[Opening INFORMATION section]
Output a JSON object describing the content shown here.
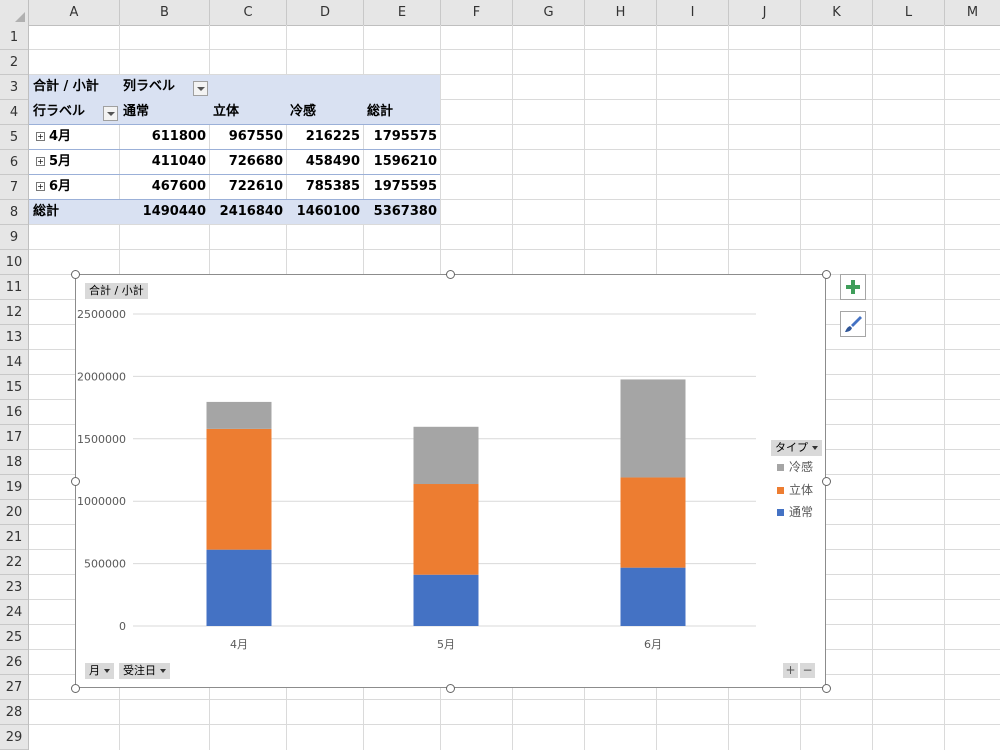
{
  "columns": [
    "A",
    "B",
    "C",
    "D",
    "E",
    "F",
    "G",
    "H",
    "I",
    "J",
    "K",
    "L",
    "M"
  ],
  "rows": [
    "1",
    "2",
    "3",
    "4",
    "5",
    "6",
    "7",
    "8",
    "9",
    "10",
    "11",
    "12",
    "13",
    "14",
    "15",
    "16",
    "17",
    "18",
    "19",
    "20",
    "21",
    "22",
    "23",
    "24",
    "25",
    "26",
    "27",
    "28",
    "29"
  ],
  "pivot": {
    "label_sum": "合計 / 小計",
    "label_col": "列ラベル",
    "label_row": "行ラベル",
    "headers": [
      "通常",
      "立体",
      "冷感",
      "総計"
    ],
    "rows": [
      {
        "label": "4月",
        "values": [
          "611800",
          "967550",
          "216225",
          "1795575"
        ]
      },
      {
        "label": "5月",
        "values": [
          "411040",
          "726680",
          "458490",
          "1596210"
        ]
      },
      {
        "label": "6月",
        "values": [
          "467600",
          "722610",
          "785385",
          "1975595"
        ]
      }
    ],
    "total": {
      "label": "総計",
      "values": [
        "1490440",
        "2416840",
        "1460100",
        "5367380"
      ]
    }
  },
  "chart_buttons": {
    "value_field": "合計 / 小計",
    "legend_field": "タイプ",
    "axis_fields": [
      "月",
      "受注日"
    ],
    "plus": "+",
    "minus": "−"
  },
  "colors": {
    "normal": "#4472c4",
    "rittai": "#ed7d31",
    "reikan": "#a5a5a5",
    "pivot_band": "#d9e1f2"
  },
  "chart_data": {
    "type": "bar",
    "stacked": true,
    "categories": [
      "4月",
      "5月",
      "6月"
    ],
    "series": [
      {
        "name": "通常",
        "values": [
          611800,
          411040,
          467600
        ]
      },
      {
        "name": "立体",
        "values": [
          967550,
          726680,
          722610
        ]
      },
      {
        "name": "冷感",
        "values": [
          216225,
          458490,
          785385
        ]
      }
    ],
    "ylim": [
      0,
      2500000
    ],
    "yticks": [
      "0",
      "500000",
      "1000000",
      "1500000",
      "2000000",
      "2500000"
    ],
    "legend": "right",
    "grid": true
  }
}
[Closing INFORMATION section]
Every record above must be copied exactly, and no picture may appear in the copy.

Output a JSON object describing the content shown here.
{
  "columns": [
    "A",
    "B",
    "C",
    "D",
    "E",
    "F",
    "G",
    "H",
    "I",
    "J",
    "K",
    "L",
    "M"
  ],
  "rows": [
    "1",
    "2",
    "3",
    "4",
    "5",
    "6",
    "7",
    "8",
    "9",
    "10",
    "11",
    "12",
    "13",
    "14",
    "15",
    "16",
    "17",
    "18",
    "19",
    "20",
    "21",
    "22",
    "23",
    "24",
    "25",
    "26",
    "27",
    "28",
    "29"
  ],
  "pivot": {
    "label_sum": "合計 / 小計",
    "label_col": "列ラベル",
    "label_row": "行ラベル",
    "headers": [
      "通常",
      "立体",
      "冷感",
      "総計"
    ],
    "rows": [
      {
        "label": "4月",
        "values": [
          "611800",
          "967550",
          "216225",
          "1795575"
        ]
      },
      {
        "label": "5月",
        "values": [
          "411040",
          "726680",
          "458490",
          "1596210"
        ]
      },
      {
        "label": "6月",
        "values": [
          "467600",
          "722610",
          "785385",
          "1975595"
        ]
      }
    ],
    "total": {
      "label": "総計",
      "values": [
        "1490440",
        "2416840",
        "1460100",
        "5367380"
      ]
    }
  },
  "chart_buttons": {
    "value_field": "合計 / 小計",
    "legend_field": "タイプ",
    "axis_fields": [
      "月",
      "受注日"
    ],
    "plus": "+",
    "minus": "−"
  },
  "colors": {
    "normal": "#4472c4",
    "rittai": "#ed7d31",
    "reikan": "#a5a5a5",
    "pivot_band": "#d9e1f2"
  },
  "chart_data": {
    "type": "bar",
    "stacked": true,
    "categories": [
      "4月",
      "5月",
      "6月"
    ],
    "series": [
      {
        "name": "通常",
        "values": [
          611800,
          411040,
          467600
        ]
      },
      {
        "name": "立体",
        "values": [
          967550,
          726680,
          722610
        ]
      },
      {
        "name": "冷感",
        "values": [
          216225,
          458490,
          785385
        ]
      }
    ],
    "ylim": [
      0,
      2500000
    ],
    "yticks": [
      "0",
      "500000",
      "1000000",
      "1500000",
      "2000000",
      "2500000"
    ],
    "legend": "right",
    "grid": true
  }
}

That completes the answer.